# TASK TO CARRY OUT:
What lines in the data hold the string "content"? Show them.
----
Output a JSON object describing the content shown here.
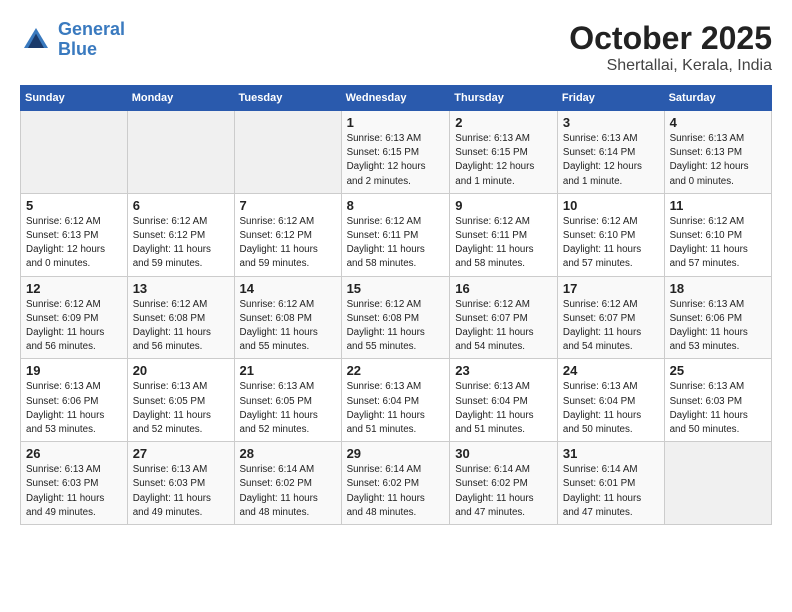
{
  "header": {
    "logo_line1": "General",
    "logo_line2": "Blue",
    "month_title": "October 2025",
    "subtitle": "Shertallai, Kerala, India"
  },
  "days_of_week": [
    "Sunday",
    "Monday",
    "Tuesday",
    "Wednesday",
    "Thursday",
    "Friday",
    "Saturday"
  ],
  "weeks": [
    [
      {
        "day": "",
        "info": ""
      },
      {
        "day": "",
        "info": ""
      },
      {
        "day": "",
        "info": ""
      },
      {
        "day": "1",
        "info": "Sunrise: 6:13 AM\nSunset: 6:15 PM\nDaylight: 12 hours\nand 2 minutes."
      },
      {
        "day": "2",
        "info": "Sunrise: 6:13 AM\nSunset: 6:15 PM\nDaylight: 12 hours\nand 1 minute."
      },
      {
        "day": "3",
        "info": "Sunrise: 6:13 AM\nSunset: 6:14 PM\nDaylight: 12 hours\nand 1 minute."
      },
      {
        "day": "4",
        "info": "Sunrise: 6:13 AM\nSunset: 6:13 PM\nDaylight: 12 hours\nand 0 minutes."
      }
    ],
    [
      {
        "day": "5",
        "info": "Sunrise: 6:12 AM\nSunset: 6:13 PM\nDaylight: 12 hours\nand 0 minutes."
      },
      {
        "day": "6",
        "info": "Sunrise: 6:12 AM\nSunset: 6:12 PM\nDaylight: 11 hours\nand 59 minutes."
      },
      {
        "day": "7",
        "info": "Sunrise: 6:12 AM\nSunset: 6:12 PM\nDaylight: 11 hours\nand 59 minutes."
      },
      {
        "day": "8",
        "info": "Sunrise: 6:12 AM\nSunset: 6:11 PM\nDaylight: 11 hours\nand 58 minutes."
      },
      {
        "day": "9",
        "info": "Sunrise: 6:12 AM\nSunset: 6:11 PM\nDaylight: 11 hours\nand 58 minutes."
      },
      {
        "day": "10",
        "info": "Sunrise: 6:12 AM\nSunset: 6:10 PM\nDaylight: 11 hours\nand 57 minutes."
      },
      {
        "day": "11",
        "info": "Sunrise: 6:12 AM\nSunset: 6:10 PM\nDaylight: 11 hours\nand 57 minutes."
      }
    ],
    [
      {
        "day": "12",
        "info": "Sunrise: 6:12 AM\nSunset: 6:09 PM\nDaylight: 11 hours\nand 56 minutes."
      },
      {
        "day": "13",
        "info": "Sunrise: 6:12 AM\nSunset: 6:08 PM\nDaylight: 11 hours\nand 56 minutes."
      },
      {
        "day": "14",
        "info": "Sunrise: 6:12 AM\nSunset: 6:08 PM\nDaylight: 11 hours\nand 55 minutes."
      },
      {
        "day": "15",
        "info": "Sunrise: 6:12 AM\nSunset: 6:08 PM\nDaylight: 11 hours\nand 55 minutes."
      },
      {
        "day": "16",
        "info": "Sunrise: 6:12 AM\nSunset: 6:07 PM\nDaylight: 11 hours\nand 54 minutes."
      },
      {
        "day": "17",
        "info": "Sunrise: 6:12 AM\nSunset: 6:07 PM\nDaylight: 11 hours\nand 54 minutes."
      },
      {
        "day": "18",
        "info": "Sunrise: 6:13 AM\nSunset: 6:06 PM\nDaylight: 11 hours\nand 53 minutes."
      }
    ],
    [
      {
        "day": "19",
        "info": "Sunrise: 6:13 AM\nSunset: 6:06 PM\nDaylight: 11 hours\nand 53 minutes."
      },
      {
        "day": "20",
        "info": "Sunrise: 6:13 AM\nSunset: 6:05 PM\nDaylight: 11 hours\nand 52 minutes."
      },
      {
        "day": "21",
        "info": "Sunrise: 6:13 AM\nSunset: 6:05 PM\nDaylight: 11 hours\nand 52 minutes."
      },
      {
        "day": "22",
        "info": "Sunrise: 6:13 AM\nSunset: 6:04 PM\nDaylight: 11 hours\nand 51 minutes."
      },
      {
        "day": "23",
        "info": "Sunrise: 6:13 AM\nSunset: 6:04 PM\nDaylight: 11 hours\nand 51 minutes."
      },
      {
        "day": "24",
        "info": "Sunrise: 6:13 AM\nSunset: 6:04 PM\nDaylight: 11 hours\nand 50 minutes."
      },
      {
        "day": "25",
        "info": "Sunrise: 6:13 AM\nSunset: 6:03 PM\nDaylight: 11 hours\nand 50 minutes."
      }
    ],
    [
      {
        "day": "26",
        "info": "Sunrise: 6:13 AM\nSunset: 6:03 PM\nDaylight: 11 hours\nand 49 minutes."
      },
      {
        "day": "27",
        "info": "Sunrise: 6:13 AM\nSunset: 6:03 PM\nDaylight: 11 hours\nand 49 minutes."
      },
      {
        "day": "28",
        "info": "Sunrise: 6:14 AM\nSunset: 6:02 PM\nDaylight: 11 hours\nand 48 minutes."
      },
      {
        "day": "29",
        "info": "Sunrise: 6:14 AM\nSunset: 6:02 PM\nDaylight: 11 hours\nand 48 minutes."
      },
      {
        "day": "30",
        "info": "Sunrise: 6:14 AM\nSunset: 6:02 PM\nDaylight: 11 hours\nand 47 minutes."
      },
      {
        "day": "31",
        "info": "Sunrise: 6:14 AM\nSunset: 6:01 PM\nDaylight: 11 hours\nand 47 minutes."
      },
      {
        "day": "",
        "info": ""
      }
    ]
  ]
}
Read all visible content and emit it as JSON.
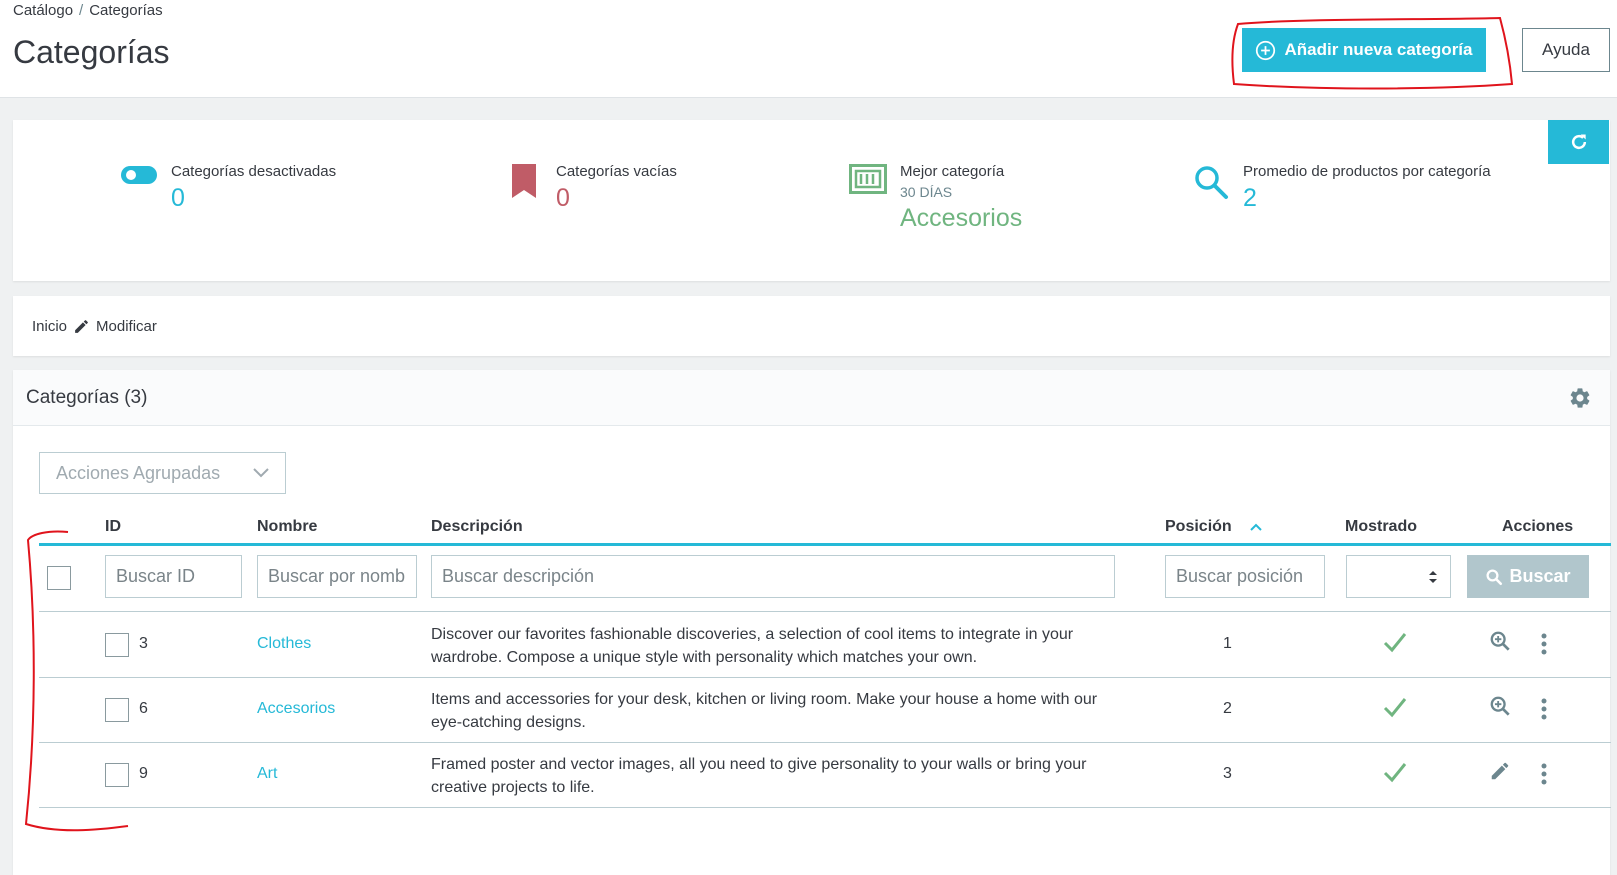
{
  "breadcrumb": {
    "parent": "Catálogo",
    "separator": "/",
    "current": "Categorías"
  },
  "header": {
    "title": "Categorías",
    "add_button": "Añadir nueva categoría",
    "help_button": "Ayuda"
  },
  "kpis": [
    {
      "label": "Categorías desactivadas",
      "sub": "",
      "value": "0",
      "icon": "toggle-icon",
      "color": "#25b9d7"
    },
    {
      "label": "Categorías vacías",
      "sub": "",
      "value": "0",
      "icon": "bookmark-icon",
      "color": "#c05c67"
    },
    {
      "label": "Mejor categoría",
      "sub": "30 DÍAS",
      "value": "Accesorios",
      "icon": "money-icon",
      "color": "#70b580"
    },
    {
      "label": "Promedio de productos por categoría",
      "sub": "",
      "value": "2",
      "icon": "search-icon",
      "color": "#25b9d7"
    }
  ],
  "category_breadcrumb": {
    "home": "Inicio",
    "edit": "Modificar"
  },
  "list": {
    "title": "Categorías (3)",
    "bulk_actions": "Acciones Agrupadas",
    "columns": {
      "id": "ID",
      "name": "Nombre",
      "description": "Descripción",
      "position": "Posición",
      "displayed": "Mostrado",
      "actions": "Acciones"
    },
    "filters": {
      "id_placeholder": "Buscar ID",
      "name_placeholder": "Buscar por nombre",
      "description_placeholder": "Buscar descripción",
      "position_placeholder": "Buscar posición",
      "search_button": "Buscar"
    },
    "rows": [
      {
        "id": "3",
        "name": "Clothes",
        "description": "Discover our favorites fashionable discoveries, a selection of cool items to integrate in your wardrobe. Compose a unique style with personality which matches your own.",
        "position": "1",
        "action": "view"
      },
      {
        "id": "6",
        "name": "Accesorios",
        "description": "Items and accessories for your desk, kitchen or living room. Make your house a home with our eye-catching designs.",
        "position": "2",
        "action": "view"
      },
      {
        "id": "9",
        "name": "Art",
        "description": "Framed poster and vector images, all you need to give personality to your walls or bring your creative projects to life.",
        "position": "3",
        "action": "edit"
      }
    ]
  },
  "colors": {
    "accent": "#25b9d7",
    "success": "#70b580",
    "danger": "#c05c67",
    "annotation": "#e0141c"
  }
}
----
# RESULT BELOW:
Output a JSON object describing the content shown here.
Read all visible content and emit it as JSON.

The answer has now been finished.